New SEPTA trains lack modern convenience
SEPTA's shiny new rail cars have video screens to run ads, but don't have a feature that's available on many other forms of transportation.
SEPTA has just put the last of its 120 new Silverliner V train cars into service.
Commuter trains in some American cities and even Greyhound buses have Wi-Fi these days, but SEPTA's Jerri Williams says it's not even an option on the new rail cars.
"They actually were designed more than 10 years ago, so although they are new to us, now some of the technology in the design is 10 years old," Williams said. "And Wi-Fi, even though it seems like it's been around forever, is new."
Andrew Sharpe, communications director of the Delaware Valley Association of Rail Passengers, says Wi-Fi on public transportation isn't always reliable.
"We've seen so many instances where Wi-Fi has proved ineffective on mass transit vehicles," he said. "One example is in Seattle, Wash., where they tried Wi-Fi on buses, and it barely worked and they had to get rid of it."
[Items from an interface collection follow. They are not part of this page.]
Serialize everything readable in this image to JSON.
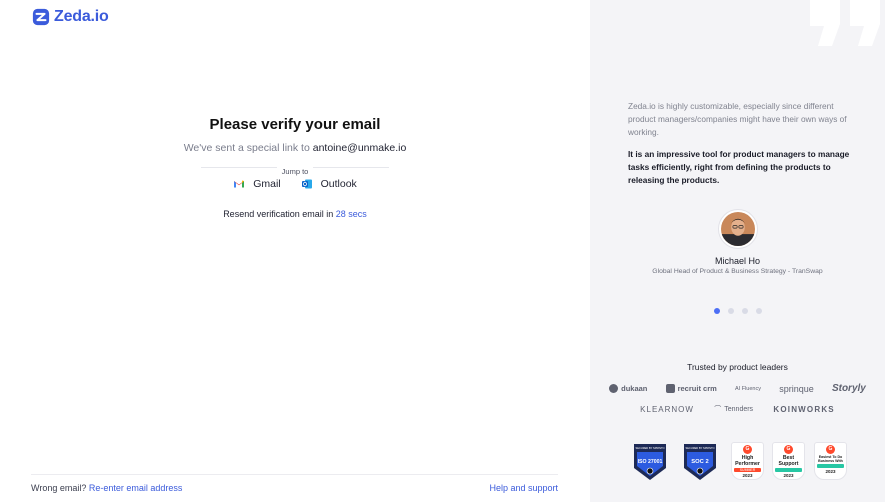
{
  "brand": {
    "name": "Zeda.io",
    "color": "#3b5bdb"
  },
  "verify": {
    "title": "Please verify your email",
    "subtitle_prefix": "We've sent a special link to",
    "email": "antoine@unmake.io",
    "jump_label": "Jump to",
    "providers": [
      {
        "label": "Gmail",
        "icon": "gmail-icon"
      },
      {
        "label": "Outlook",
        "icon": "outlook-icon"
      }
    ],
    "resend_prefix": "Resend verification email in",
    "resend_timer": "28 secs"
  },
  "footer": {
    "wrong_email": "Wrong email?",
    "reenter_link": "Re-enter email address",
    "help_link": "Help and support"
  },
  "testimonial": {
    "text_light": "Zeda.io is highly customizable, especially since different product managers/companies might have their own ways of working.",
    "text_bold": "It is an impressive tool for product managers to manage tasks efficiently, right from defining the products to releasing the products.",
    "name": "Michael Ho",
    "role": "Global Head of Product & Business Strategy - TranSwap",
    "slide_count": 4,
    "active_slide": 1
  },
  "trusted": {
    "title": "Trusted by product leaders",
    "logos_row1": [
      "dukaan",
      "recruit crm",
      "AI Fluency",
      "sprinque",
      "Storyly"
    ],
    "logos_row2": [
      "KLEARNOW",
      "Tennders",
      "KOINWORKS"
    ]
  },
  "badges": {
    "iso_top": "SECURED BY SPRINTO",
    "iso_label": "ISO 27001",
    "soc_top": "SECURED BY SPRINTO",
    "soc_label": "SOC 2",
    "g2": [
      {
        "title": "High Performer",
        "band": "SUMMER",
        "band_color": "#ff492c",
        "year": "2023"
      },
      {
        "title": "Best Support",
        "band": "",
        "band_color": "#27c7a4",
        "year": "2023"
      },
      {
        "title": "Easiest To Do Business With",
        "band": "",
        "band_color": "#27c7a4",
        "year": "2023"
      }
    ]
  }
}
Retrofitting the cars isn't in the budget either, Williams says, since SEPTA needs all the money it has to fix some of its crumbling infrastructure.